* _Exercise details_
Find every line in the records below that holds the word "Average", and copy each one.

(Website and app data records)
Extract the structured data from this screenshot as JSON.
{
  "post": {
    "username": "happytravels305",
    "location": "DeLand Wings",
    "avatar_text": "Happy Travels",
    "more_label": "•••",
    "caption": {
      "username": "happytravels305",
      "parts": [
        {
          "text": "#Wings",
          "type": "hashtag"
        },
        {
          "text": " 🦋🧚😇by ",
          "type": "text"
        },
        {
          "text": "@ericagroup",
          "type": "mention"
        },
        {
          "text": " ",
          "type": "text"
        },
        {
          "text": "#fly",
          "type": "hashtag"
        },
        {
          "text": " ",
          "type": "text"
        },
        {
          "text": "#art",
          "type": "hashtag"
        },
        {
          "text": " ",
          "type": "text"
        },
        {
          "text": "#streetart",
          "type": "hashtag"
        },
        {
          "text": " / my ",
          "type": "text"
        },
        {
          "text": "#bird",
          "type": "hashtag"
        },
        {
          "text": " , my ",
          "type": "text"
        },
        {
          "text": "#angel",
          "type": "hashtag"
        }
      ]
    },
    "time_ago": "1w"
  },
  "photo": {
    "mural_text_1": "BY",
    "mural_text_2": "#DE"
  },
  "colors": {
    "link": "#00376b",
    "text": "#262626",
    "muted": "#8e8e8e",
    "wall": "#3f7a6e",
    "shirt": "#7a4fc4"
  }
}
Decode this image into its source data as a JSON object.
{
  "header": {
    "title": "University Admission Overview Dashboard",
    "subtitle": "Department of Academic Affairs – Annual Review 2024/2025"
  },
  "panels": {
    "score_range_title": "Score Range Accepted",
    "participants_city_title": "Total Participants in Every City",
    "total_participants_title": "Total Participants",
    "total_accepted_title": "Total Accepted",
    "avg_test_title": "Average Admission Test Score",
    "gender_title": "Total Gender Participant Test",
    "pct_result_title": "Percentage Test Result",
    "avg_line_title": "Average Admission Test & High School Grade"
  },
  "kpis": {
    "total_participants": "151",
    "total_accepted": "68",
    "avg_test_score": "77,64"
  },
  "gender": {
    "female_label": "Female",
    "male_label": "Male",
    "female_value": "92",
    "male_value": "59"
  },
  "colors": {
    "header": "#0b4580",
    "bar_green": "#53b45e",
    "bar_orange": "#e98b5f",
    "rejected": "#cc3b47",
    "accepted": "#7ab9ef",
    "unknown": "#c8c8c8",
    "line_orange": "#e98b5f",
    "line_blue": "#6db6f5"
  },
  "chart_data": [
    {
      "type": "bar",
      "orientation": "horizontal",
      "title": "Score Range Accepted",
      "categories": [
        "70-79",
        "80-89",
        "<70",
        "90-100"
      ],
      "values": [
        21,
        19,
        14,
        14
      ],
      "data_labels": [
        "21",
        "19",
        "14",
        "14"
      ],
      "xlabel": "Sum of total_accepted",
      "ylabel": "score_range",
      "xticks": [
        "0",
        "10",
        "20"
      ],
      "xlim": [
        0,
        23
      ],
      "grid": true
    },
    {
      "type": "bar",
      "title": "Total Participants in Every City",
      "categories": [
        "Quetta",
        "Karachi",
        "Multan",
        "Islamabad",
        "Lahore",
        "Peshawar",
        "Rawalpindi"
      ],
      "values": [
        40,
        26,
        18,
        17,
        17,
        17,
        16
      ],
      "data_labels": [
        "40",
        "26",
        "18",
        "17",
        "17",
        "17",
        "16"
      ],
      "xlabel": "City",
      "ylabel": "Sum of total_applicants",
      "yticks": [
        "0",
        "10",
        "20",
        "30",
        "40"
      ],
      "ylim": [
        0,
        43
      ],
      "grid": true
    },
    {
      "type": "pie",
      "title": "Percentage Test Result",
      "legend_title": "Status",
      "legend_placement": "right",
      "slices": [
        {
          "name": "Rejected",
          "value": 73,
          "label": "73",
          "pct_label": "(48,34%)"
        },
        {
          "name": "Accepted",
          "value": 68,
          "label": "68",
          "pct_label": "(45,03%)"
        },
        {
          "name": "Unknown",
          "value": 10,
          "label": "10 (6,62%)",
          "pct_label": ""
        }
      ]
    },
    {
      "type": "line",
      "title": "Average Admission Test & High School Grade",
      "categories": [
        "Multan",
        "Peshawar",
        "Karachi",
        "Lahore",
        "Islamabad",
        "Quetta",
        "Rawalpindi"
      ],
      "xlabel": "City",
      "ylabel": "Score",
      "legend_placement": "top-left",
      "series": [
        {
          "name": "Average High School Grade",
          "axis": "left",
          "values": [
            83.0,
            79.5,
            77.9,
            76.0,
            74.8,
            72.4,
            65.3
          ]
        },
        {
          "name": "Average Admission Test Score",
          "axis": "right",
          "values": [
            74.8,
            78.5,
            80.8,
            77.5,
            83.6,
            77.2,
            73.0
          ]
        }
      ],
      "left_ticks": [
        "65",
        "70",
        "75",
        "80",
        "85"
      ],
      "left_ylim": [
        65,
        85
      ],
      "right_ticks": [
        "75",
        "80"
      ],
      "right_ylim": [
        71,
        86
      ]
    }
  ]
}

* _Task result_
    "avg_test_title": "Average Admission Test Score",
    "avg_line_title": "Average Admission Test & High School Grade"
      "title": "Average Admission Test & High School Grade",
          "name": "Average High School Grade",
          "name": "Average Admission Test Score",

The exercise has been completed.